First, it must be pointed out that no Bible translation is inspired. They were all put together by men.
The only perfect translation of Scripture is what God Himself actually revealed to the apostles and prophets.
As most Bible students know, the Old Testament was preserved primarily in Hebrew while the New Testament was preserved in Greek. But most people don’t know how to speak Hebrew and Greek. So how can we know God preserved His inspired words precisely the way He revealed them thousands of years ago? How can we know which original texts are most accurate? There are, after all, thousands of “original” texts from which we get our translations. We must go to God for the answer.
“What advantage then hath the Jew? or what profit is there of circumcision? Much every way: chiefly, because that unto them were committed the oracles of God” (Romans 3:1-2). God used the Jews to preserve the Old Testament. That is why it was originally inspired in Hebrew. Likewise, He used the Greeks to preserve the original writings of the New Testament. In preserving these original writings, God saw to it that the Jews and Greeks rejected the spurious manuscripts that have surfaced down through the centuries.

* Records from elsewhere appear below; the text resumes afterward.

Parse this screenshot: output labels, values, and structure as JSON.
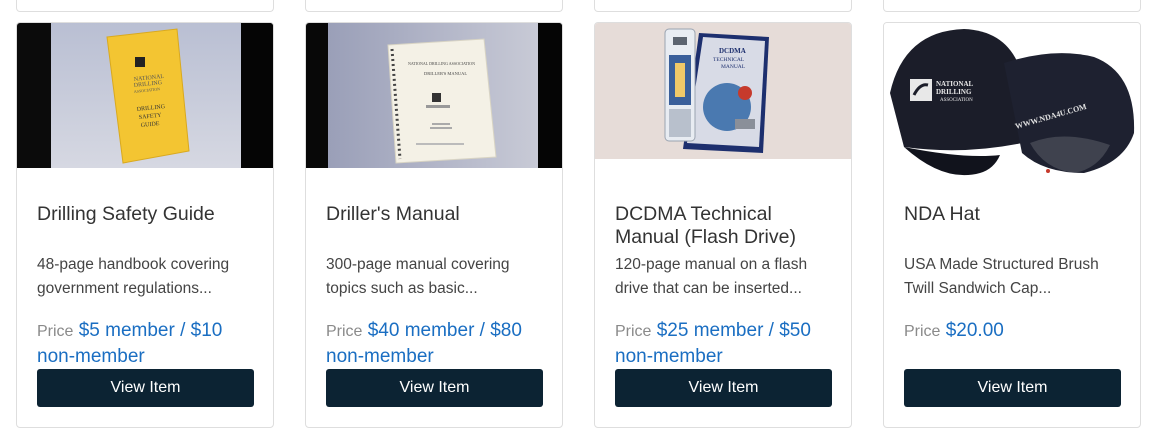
{
  "products": [
    {
      "title": "Drilling Safety Guide",
      "description": "48-page handbook covering government regulations...",
      "price_label": "Price",
      "price": "$5 member / $10 non-member",
      "button": "View Item",
      "image_text": [
        "NATIONAL",
        "DRILLING",
        "ASSOCIATION",
        "DRILLING",
        "SAFETY",
        "GUIDE"
      ]
    },
    {
      "title": "Driller's Manual",
      "description": "300-page manual covering topics such as basic...",
      "price_label": "Price",
      "price": "$40 member / $80 non-member",
      "button": "View Item",
      "image_text": [
        "NATIONAL DRILLING ASSOCIATION",
        "DRILLER'S MANUAL"
      ]
    },
    {
      "title": "DCDMA Technical Manual (Flash Drive)",
      "description": "120-page manual on a flash drive that can be inserted...",
      "price_label": "Price",
      "price": "$25 member / $50 non-member",
      "button": "View Item",
      "image_text": [
        "DCDMA",
        "TECHNICAL",
        "MANUAL"
      ]
    },
    {
      "title": "NDA Hat",
      "description": "USA Made Structured Brush Twill Sandwich Cap...",
      "price_label": "Price",
      "price": "$20.00",
      "button": "View Item",
      "image_text": [
        "NATIONAL",
        "DRILLING",
        "ASSOCIATION",
        "WWW.NDA4U.COM"
      ]
    }
  ]
}
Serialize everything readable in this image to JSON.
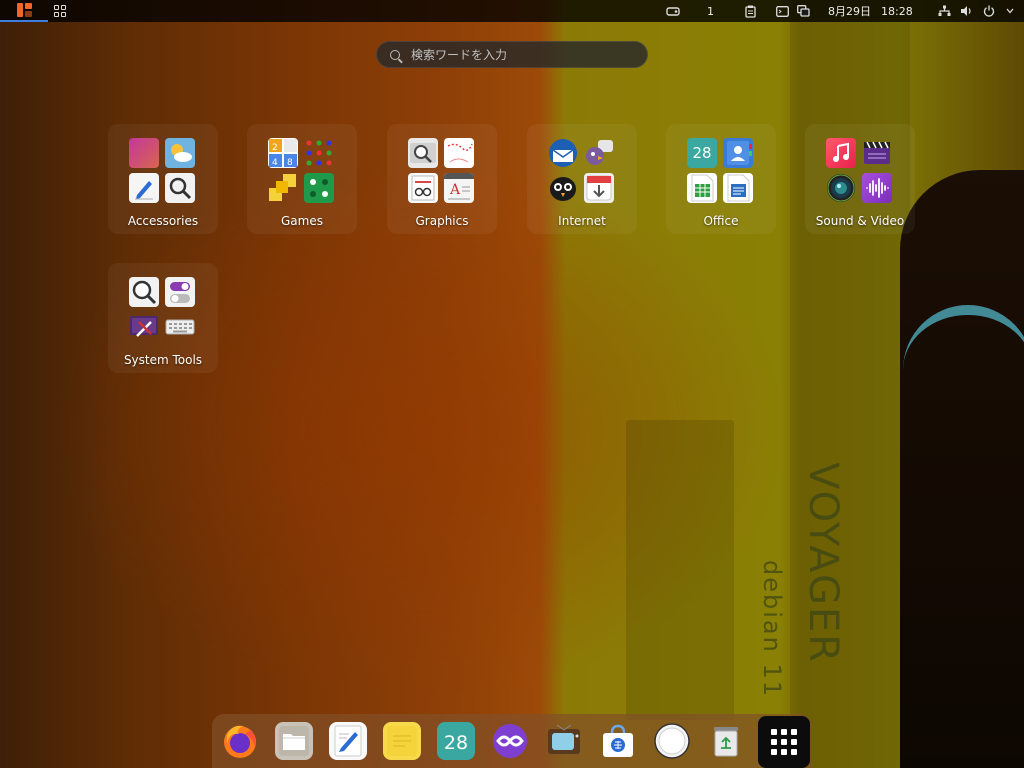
{
  "topbar": {
    "workspace": "1",
    "date": "8月29日",
    "time": "18:28"
  },
  "search": {
    "placeholder": "検索ワードを入力"
  },
  "wallpaper": {
    "brand": "VOYAGER",
    "subtitle": "debian 11"
  },
  "folders": [
    {
      "label": "Accessories",
      "icons": [
        "color-picker-icon",
        "weather-icon",
        "text-editor-icon",
        "search-tool-icon"
      ]
    },
    {
      "label": "Games",
      "icons": [
        "2048-game-icon",
        "atomix-dots-icon",
        "tiles-game-icon",
        "dice-game-icon"
      ]
    },
    {
      "label": "Graphics",
      "icons": [
        "image-viewer-icon",
        "drawing-icon",
        "document-scanner-icon",
        "font-viewer-icon"
      ]
    },
    {
      "label": "Internet",
      "icons": [
        "thunderbird-icon",
        "pidgin-icon",
        "owl-client-icon",
        "downloader-icon"
      ]
    },
    {
      "label": "Office",
      "icons": [
        "calendar-icon",
        "contacts-icon",
        "spreadsheet-icon",
        "writer-icon"
      ]
    },
    {
      "label": "Sound & Video",
      "icons": [
        "music-icon",
        "video-editor-icon",
        "camera-icon",
        "audio-recorder-icon"
      ]
    },
    {
      "label": "System Tools",
      "icons": [
        "disk-search-icon",
        "tweaks-icon",
        "system-settings-icon",
        "keyboard-icon"
      ]
    }
  ],
  "office_calendar_day": "28",
  "dock": {
    "items": [
      "firefox-icon",
      "files-icon",
      "text-editor-icon",
      "notes-icon",
      "calendar-icon",
      "tor-icon",
      "tv-icon",
      "software-icon",
      "screenshot-icon",
      "trash-icon",
      "show-apps-icon"
    ],
    "calendar_day": "28"
  },
  "colors": {
    "accent": "#3d7de0",
    "activities_logo": "#f0652a"
  }
}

Based on a thorough study of today’s Bible translations and how closely they adhere to the early Hebrew and Greek manuscripts, Herbert W. Armstrong recommended the King James Version, translated in 1611. That is not to say the King James is a perfect translation. It is, however, approximately 99 percent accurate. The small percentage of error in this translation is primarily due to the lack of understanding of the original meaning of certain Hebrew and Greek words by the translators. Nevertheless, the King James translation comes from accurate Hebrew and Greek texts (the Masorah and the Majority Text), unlike many modern translations.
Mr. Armstrong recommended that other translations be used only to complement the King James. The King James Version was written almost 400 years ago. Over that span of time, the English language has changed somewhat. Some of the awkward and archaic phrases in the King James can be cleared up by checking a few modern translations. Mr. Armstrong often used the Revised Standard Version and Moffatt translation. But it is the King James Version that should be the standard by which these new translations are judged for accuracy.
Be especially careful with the New International Version and the New American Standard Version. In addition to those two translations, any Bible version with a “new” in its title is guaranteed to be a less accurate translation than the King James Version. The New King James Version is not nearly as full of errors as many other “new” translations. But it still is not nearly as good as the old King James Version.
Be very careful about which Bible you use for your primary study. The changes in the new translations can distort your understanding in many areas without you even realizing it. Used improperly, we can be deceitfully led in the wrong direction. If we use different translations properly, we can enhance and invigorate our Bible study!